· W. L. Warner, Marcia Meeker, and Kenneth Eells
The occupational scale . . . show(s) a high correlation between occupational ratings and [Evaluative Participation]. However, after the work on these data was completed, further modifications were made. Experience with this revised form of the occupational scale suggests that it is an improvement over the original form and that it should be used in future applications of the ["Index of Status Characteristics"] method.

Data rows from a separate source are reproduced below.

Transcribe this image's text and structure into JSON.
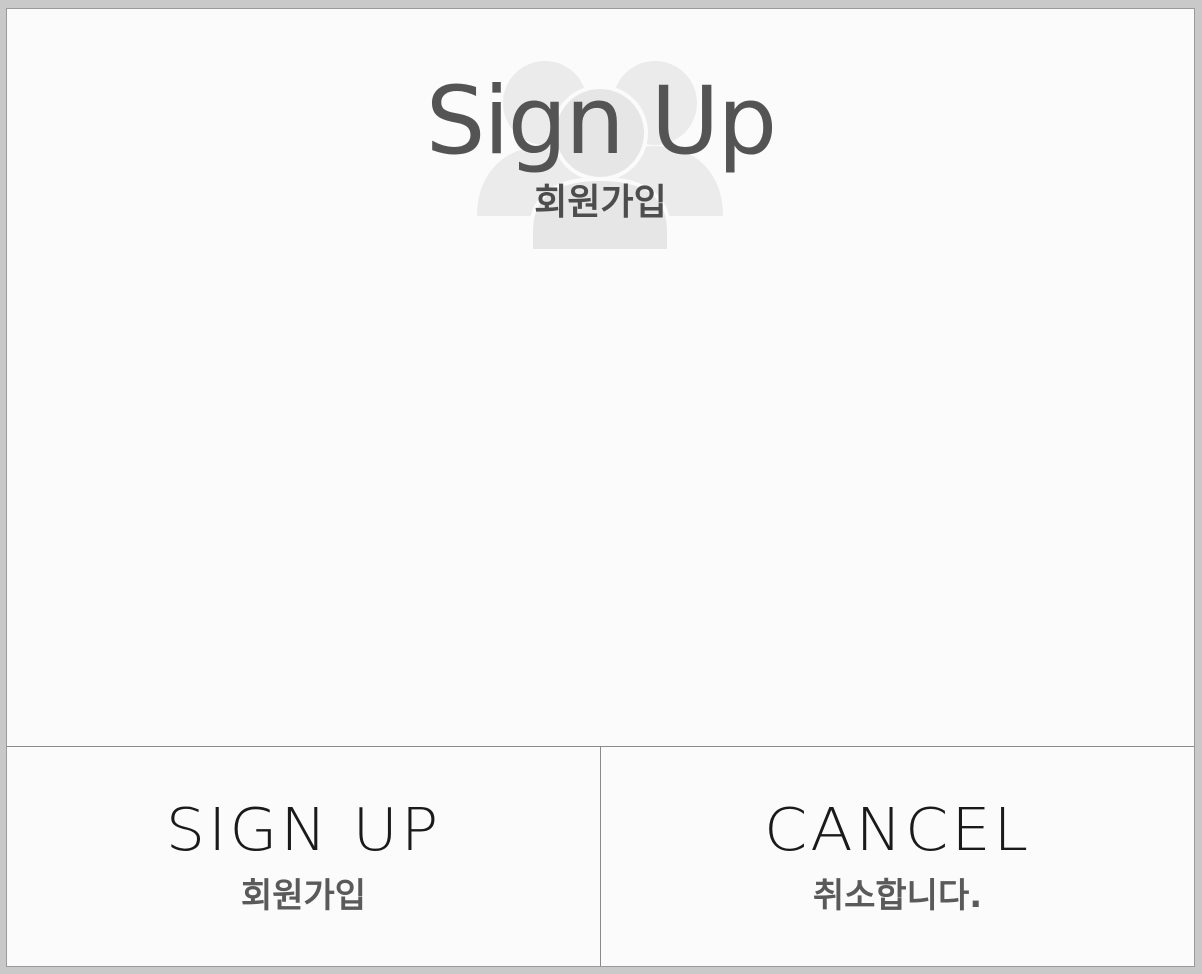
{
  "header": {
    "title": "Sign Up",
    "subtitle": "회원가입",
    "watermark_icon": "users-group-icon"
  },
  "actions": {
    "signup": {
      "label": "SIGN UP",
      "sublabel": "회원가입"
    },
    "cancel": {
      "label": "CANCEL",
      "sublabel": "취소합니다."
    }
  },
  "colors": {
    "background": "#fbfbfb",
    "title": "#545454",
    "watermark": "#e9e9e9",
    "divider": "#8a8a8a",
    "button_text": "#1a1a1a",
    "button_subtext": "#5a5a5a"
  }
}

The modified classification resulted when it was decided to treat occupation as a two-dimensional factor and to use the various occupational groups which had been defined by Edwards, [and] to accept the fact that there were gradations within each of these groups with respect to degree of skill required for the job and the amount of prestige attached to the job. Because this form of classification was more fluid, the job of classification became easier and at the same time more accurate. Thus, any category of occupation was not limited to a single rating but could potentially be given a rating of from one to seven, depending upon the degree of skill required for a particular job rather than that associated with a general occupational group.____________________